Family: Collemataceae
Leptogium arsenei image
Stephen Sharnoff  
Thallus: foliose, 2-5 cm in diam., adnate, subdichotomously to irregularly lobate lobes: irregular, elongate, +plane to somewhat wrinkled, separate, 3-10 mm wide, 200-350(-500) µm thick; apices: rotund, entire to irregularly cut and isidiate, occasionally upturned upper surface: usually medium gray but sometimes brownish gray, usually dull, wrinkled especially longitudinally isidia: usually dense, laminal to marginal, granular initially, becoming cylindrical to sometimes lobulate, usually simple, concolorous with the thallus or darker internal anatomy: with upper and lower cortices consisting of a single layer of irregularly isodiametrical cells 2-5 µm in diam., internally with loosely interwoven chains of Nostoc and hyphae lower surface: pale to medium gray, wrinkled longitudinally, with scattered tufts of white hairs Apothecia: not observed Pycnidia: not observed Spot tests: all negative Secondary metabolites: none detected.
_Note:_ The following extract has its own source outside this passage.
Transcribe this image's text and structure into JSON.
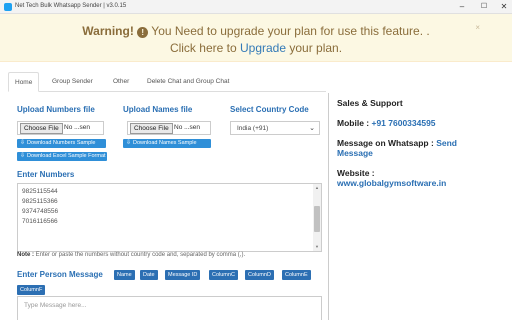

Substrate and ecology: particularly common on acidic rocks and occasionally found at the base of trees World distribution: western to rarely central North America Sonoran distribution: one of the most common Leptogiums on rock in central and southeastern Arizona, California, Baja California, Sonora and Chihuahua. Notes: Darker thalli of L. arsenei are superficially rather like a Collema, due to its thick gelatinous thallus, but it has a proper cortex. Its granular isidia make it a distinctive species.